◆ What you will do
From the material below, copy every line in which the word "number" occurs.

◆ Record excerpts
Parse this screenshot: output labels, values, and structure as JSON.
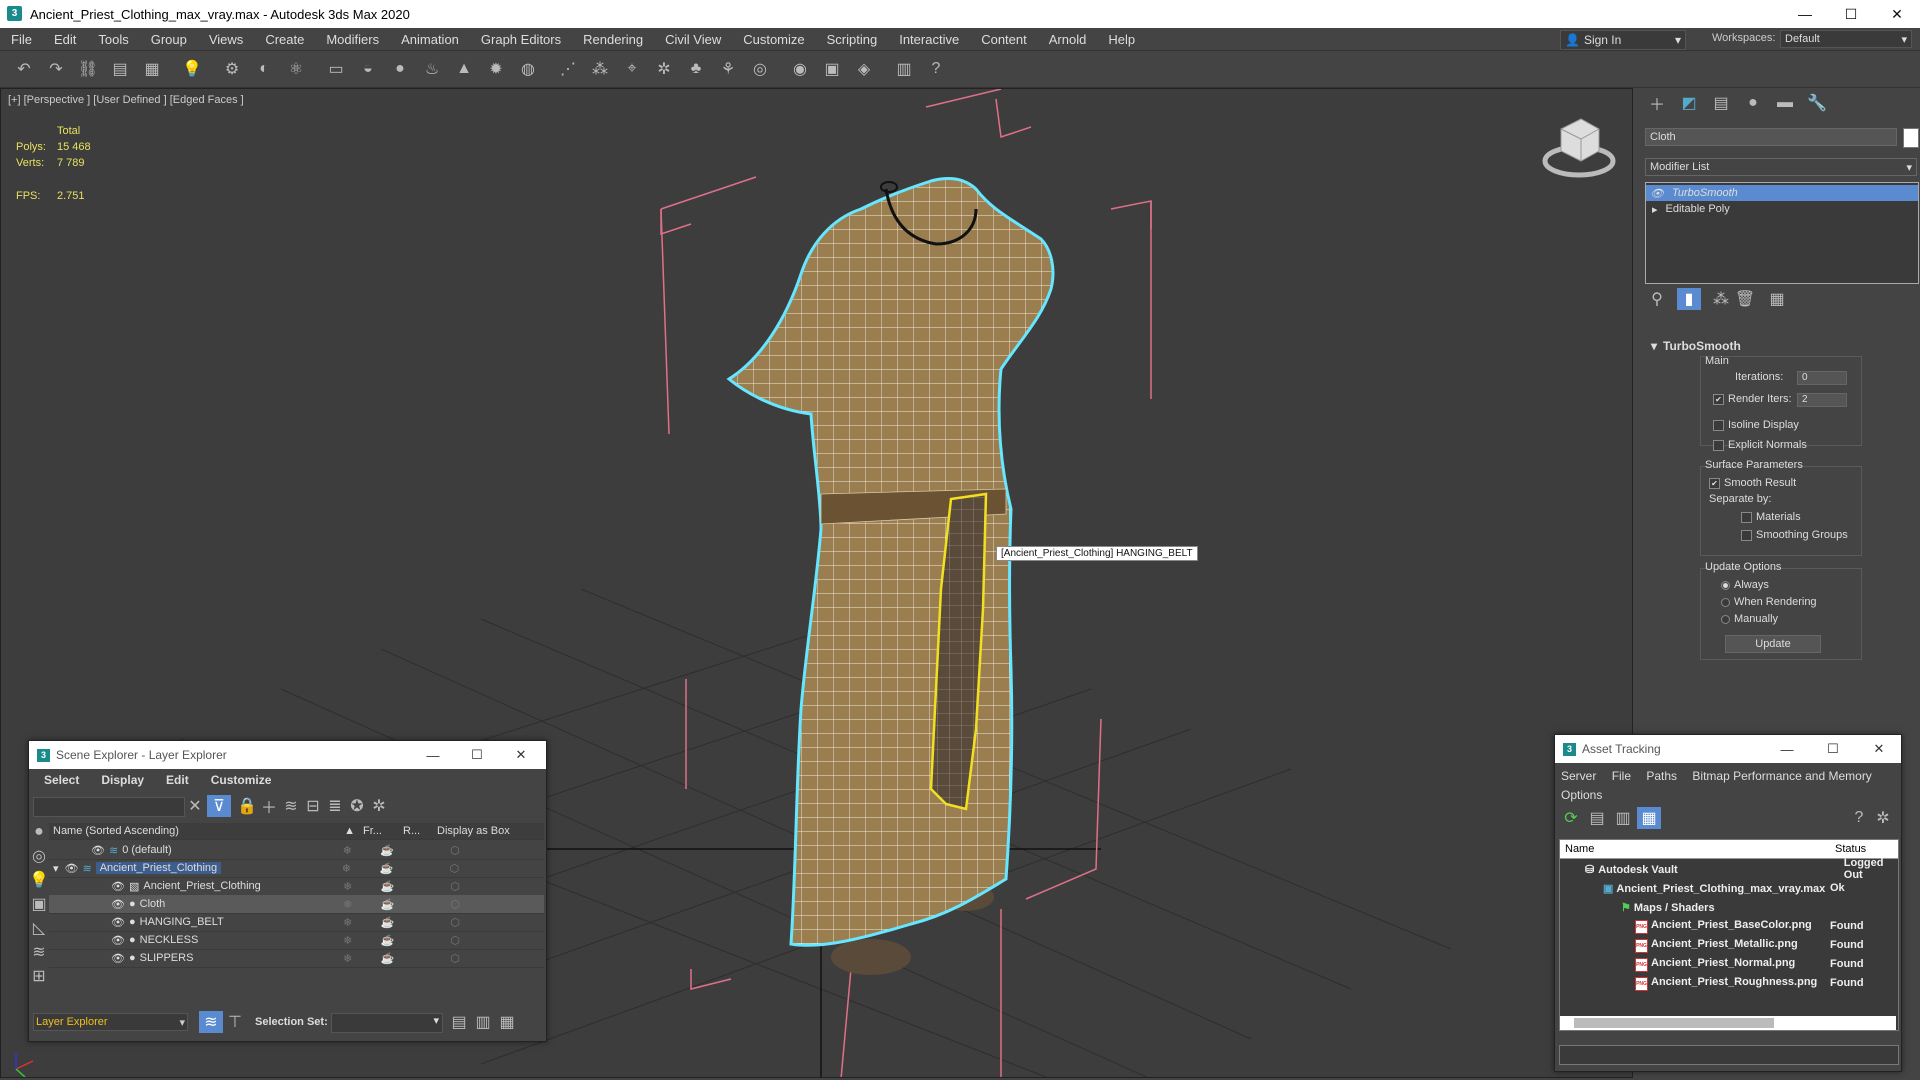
{
  "window": {
    "title": "Ancient_Priest_Clothing_max_vray.max - Autodesk 3ds Max 2020",
    "minimize": "—",
    "maximize": "☐",
    "close": "✕"
  },
  "menu": [
    "File",
    "Edit",
    "Tools",
    "Group",
    "Views",
    "Create",
    "Modifiers",
    "Animation",
    "Graph Editors",
    "Rendering",
    "Civil View",
    "Customize",
    "Scripting",
    "Interactive",
    "Content",
    "Arnold",
    "Help"
  ],
  "signin": {
    "label": "Sign In",
    "arrow": "▾"
  },
  "workspaces": {
    "label": "Workspaces:",
    "value": "Default"
  },
  "viewport": {
    "label": "[+] [Perspective ] [User Defined ] [Edged Faces ]",
    "stats": {
      "total_label": "Total",
      "polys_label": "Polys:",
      "polys": "15 468",
      "verts_label": "Verts:",
      "verts": "7 789",
      "fps_label": "FPS:",
      "fps": "2.751"
    },
    "tooltip": "[Ancient_Priest_Clothing] HANGING_BELT",
    "colors": {
      "selection": "#66e6ff",
      "highlight": "#f0e020",
      "bbox": "#e0708a",
      "cloth": "#9a7e50"
    }
  },
  "command_panel": {
    "object_name": "Cloth",
    "modifier_list": "Modifier List",
    "stack": [
      {
        "label": "TurboSmooth",
        "selected": true
      },
      {
        "label": "Editable Poly",
        "selected": false
      }
    ],
    "turbosmooth": {
      "header": "TurboSmooth",
      "main": "Main",
      "iterations_label": "Iterations:",
      "iterations": "0",
      "render_iters_label": "Render Iters:",
      "render_iters": "2",
      "isoline": "Isoline Display",
      "explicit": "Explicit Normals",
      "surface_params": "Surface Parameters",
      "smooth_result": "Smooth Result",
      "separate_by": "Separate by:",
      "materials": "Materials",
      "smoothing_groups": "Smoothing Groups",
      "update_options": "Update Options",
      "always": "Always",
      "when_rendering": "When Rendering",
      "manually": "Manually",
      "update_button": "Update"
    }
  },
  "scene_explorer": {
    "title": "Scene Explorer - Layer Explorer",
    "menu": [
      "Select",
      "Display",
      "Edit",
      "Customize"
    ],
    "columns": {
      "name": "Name (Sorted Ascending)",
      "sort": "▲",
      "frozen": "Fr...",
      "render": "R...",
      "box": "Display as Box"
    },
    "rows": [
      {
        "label": "0 (default)",
        "indent": 1
      },
      {
        "label": "Ancient_Priest_Clothing",
        "indent": 1
      },
      {
        "label": "Ancient_Priest_Clothing",
        "indent": 2
      },
      {
        "label": "Cloth",
        "indent": 2
      },
      {
        "label": "HANGING_BELT",
        "indent": 2
      },
      {
        "label": "NECKLESS",
        "indent": 2
      },
      {
        "label": "SLIPPERS",
        "indent": 2
      }
    ],
    "footer_explorer": "Layer Explorer",
    "selection_set_label": "Selection Set:"
  },
  "asset_tracking": {
    "title": "Asset Tracking",
    "menu": [
      "Server",
      "File",
      "Paths",
      "Bitmap Performance and Memory"
    ],
    "menu2": "Options",
    "columns": {
      "name": "Name",
      "status": "Status"
    },
    "rows": [
      {
        "name": "Autodesk Vault",
        "status": "Logged Out"
      },
      {
        "name": "Ancient_Priest_Clothing_max_vray.max",
        "status": "Ok"
      },
      {
        "name": "Maps / Shaders",
        "status": ""
      },
      {
        "name": "Ancient_Priest_BaseColor.png",
        "status": "Found"
      },
      {
        "name": "Ancient_Priest_Metallic.png",
        "status": "Found"
      },
      {
        "name": "Ancient_Priest_Normal.png",
        "status": "Found"
      },
      {
        "name": "Ancient_Priest_Roughness.png",
        "status": "Found"
      }
    ]
  }
}
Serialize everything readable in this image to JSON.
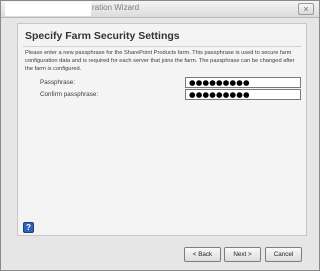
{
  "window": {
    "title_visible_fragment": "ration Wizard",
    "close_glyph": "×"
  },
  "page": {
    "title": "Specify Farm Security Settings",
    "description": "Please enter a new passphrase for the SharePoint Products farm. This passphrase is used to secure farm configuration data and is required for each server that joins the farm. The passphrase can be changed after the farm is configured."
  },
  "form": {
    "passphrase_label": "Passphrase:",
    "passphrase_value": "●●●●●●●●●",
    "confirm_label": "Confirm passphrase:",
    "confirm_value": "●●●●●●●●●"
  },
  "footer": {
    "help_glyph": "?",
    "back_label": "< Back",
    "next_label": "Next >",
    "cancel_label": "Cancel"
  },
  "colors": {
    "help_icon": "#2f62b8",
    "content_bg": "#f4f4f4",
    "window_bg": "#e6e6e6"
  },
  "icons": {
    "close": "close-icon",
    "help": "help-icon"
  }
}
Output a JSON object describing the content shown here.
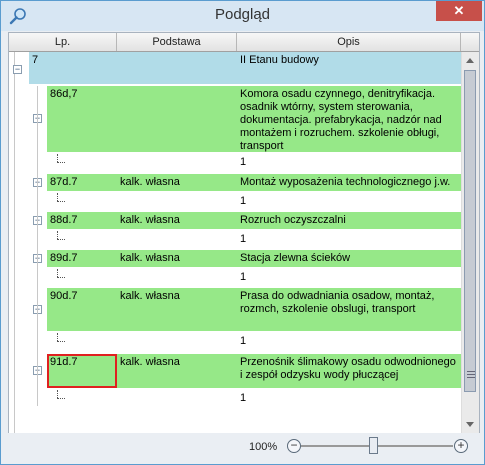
{
  "window": {
    "title": "Podgląd",
    "close_symbol": "✕"
  },
  "columns": [
    "Lp.",
    "Podstawa",
    "Opis"
  ],
  "rows": [
    {
      "lp": "7",
      "podstawa": "",
      "opis": "II Etanu budowy"
    },
    {
      "lp": "86d,7",
      "podstawa": "",
      "opis": "Komora osadu czynnego, denitryfikacja. osadnik wtórny, system sterowania, dokumentacja. prefabrykacja, nadzór nad montażem i rozruchem. szkolenie obługi, transport"
    },
    {
      "lp": "",
      "podstawa": "",
      "opis": "1"
    },
    {
      "lp": "87d.7",
      "podstawa": "kalk. własna",
      "opis": "Montaż wyposażenia technologicznego j.w."
    },
    {
      "lp": "",
      "podstawa": "",
      "opis": "1"
    },
    {
      "lp": "88d.7",
      "podstawa": "kalk. własna",
      "opis": "Rozruch oczyszczalni"
    },
    {
      "lp": "",
      "podstawa": "",
      "opis": "1"
    },
    {
      "lp": "89d.7",
      "podstawa": "kalk. własna",
      "opis": "Stacja zlewna ścieków"
    },
    {
      "lp": "",
      "podstawa": "",
      "opis": "1"
    },
    {
      "lp": "90d.7",
      "podstawa": "kalk. własna",
      "opis": "Prasa do odwadniania osadow, montaż, rozmch, szkolenie obslugi, transport"
    },
    {
      "lp": "",
      "podstawa": "",
      "opis": "1"
    },
    {
      "lp": "91d.7",
      "podstawa": "kalk. własna",
      "opis": "Przenośnik ślimakowy osadu odwodnionego i zespół odzysku wody płuczącej"
    },
    {
      "lp": "",
      "podstawa": "",
      "opis": "1"
    }
  ],
  "status": {
    "zoom": "100%",
    "zoom_level": 0.5
  },
  "icons": {
    "title": "magnifier-icon",
    "zoom_out": "minus-icon",
    "zoom_in": "plus-icon"
  },
  "colors": {
    "group": "#b1dce8",
    "item": "#96e888",
    "selection": "#e02020"
  }
}
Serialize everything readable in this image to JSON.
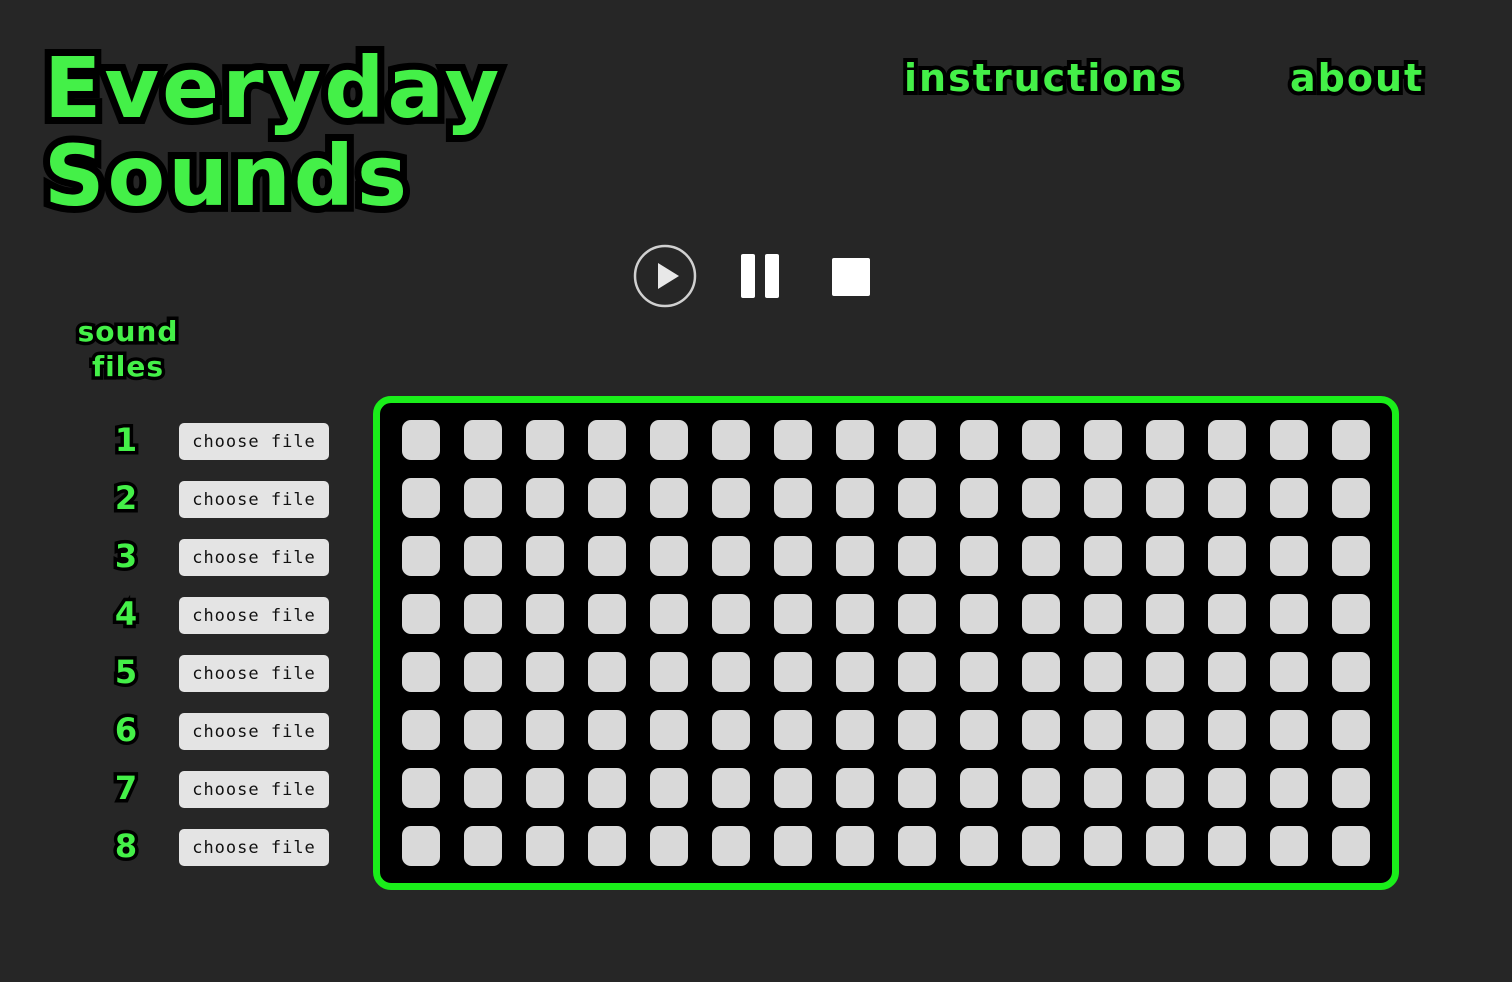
{
  "header": {
    "title_line1": "Everyday",
    "title_line2": "Sounds",
    "nav": {
      "instructions": "instructions",
      "about": "about"
    }
  },
  "transport": {
    "play_icon": "play-icon",
    "pause_icon": "pause-icon",
    "stop_icon": "stop-icon"
  },
  "sound_files": {
    "heading_line1": "sound",
    "heading_line2": "files",
    "tracks": [
      {
        "number": "1",
        "button_label": "choose file"
      },
      {
        "number": "2",
        "button_label": "choose file"
      },
      {
        "number": "3",
        "button_label": "choose file"
      },
      {
        "number": "4",
        "button_label": "choose file"
      },
      {
        "number": "5",
        "button_label": "choose file"
      },
      {
        "number": "6",
        "button_label": "choose file"
      },
      {
        "number": "7",
        "button_label": "choose file"
      },
      {
        "number": "8",
        "button_label": "choose file"
      }
    ]
  },
  "sequencer": {
    "rows": 8,
    "steps": 16,
    "active_steps": []
  },
  "colors": {
    "background": "#262626",
    "accent_green": "#44f048",
    "grid_border": "#1aee1a",
    "pad_off": "#d9d9d9",
    "grid_background": "#000000"
  }
}
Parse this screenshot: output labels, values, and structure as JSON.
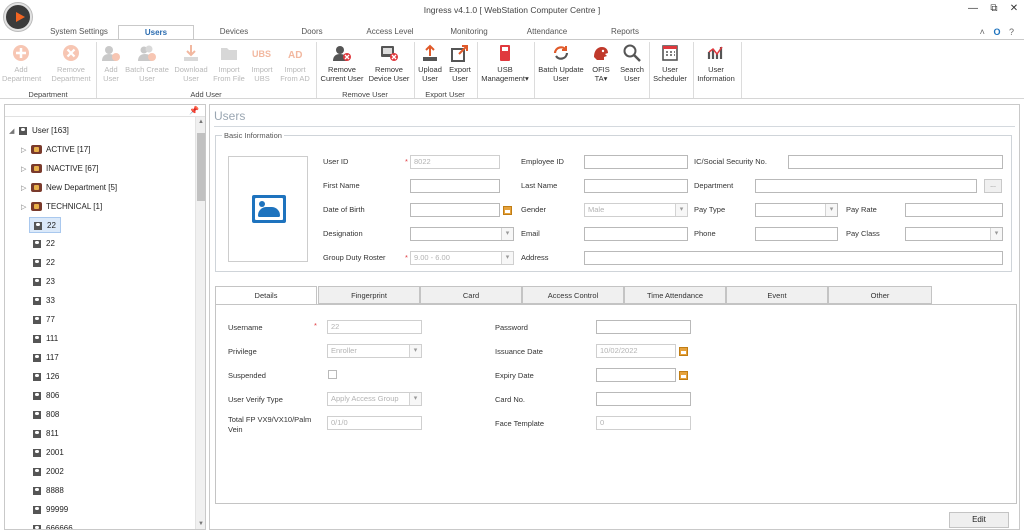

◆ Task output
        "number": "1",
        "number": "2",
        "number": "3",
        "number": "4",
        "number": "5",
        "number": "6",
        "number": "7",
        "number": "8",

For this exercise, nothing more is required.